■ WHAT IS EXPECTED
The data below should be retyped exactly, with the pictures left out.
┌─ RECORDS SHOWN
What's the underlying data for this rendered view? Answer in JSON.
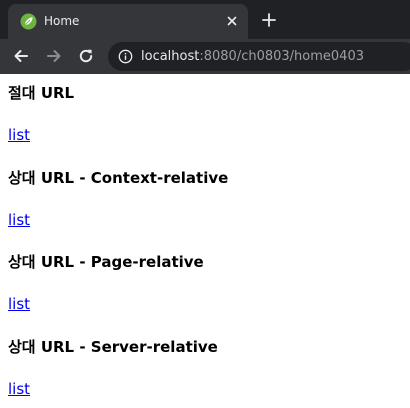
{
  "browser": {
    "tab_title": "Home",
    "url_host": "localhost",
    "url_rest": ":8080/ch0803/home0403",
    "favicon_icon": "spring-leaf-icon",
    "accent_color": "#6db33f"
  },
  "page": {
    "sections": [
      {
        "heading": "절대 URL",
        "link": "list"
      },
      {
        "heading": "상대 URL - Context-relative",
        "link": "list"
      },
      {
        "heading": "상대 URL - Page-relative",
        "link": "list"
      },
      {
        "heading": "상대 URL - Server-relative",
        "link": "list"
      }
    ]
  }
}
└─
■ PROBLEM SOLUTION
What's the underlying data for this rendered view? Answer in JSON.
{
  "browser": {
    "tab_title": "Home",
    "url_host": "localhost",
    "url_rest": ":8080/ch0803/home0403",
    "favicon_icon": "spring-leaf-icon",
    "accent_color": "#6db33f"
  },
  "page": {
    "sections": [
      {
        "heading": "절대 URL",
        "link": "list"
      },
      {
        "heading": "상대 URL - Context-relative",
        "link": "list"
      },
      {
        "heading": "상대 URL - Page-relative",
        "link": "list"
      },
      {
        "heading": "상대 URL - Server-relative",
        "link": "list"
      }
    ]
  }
}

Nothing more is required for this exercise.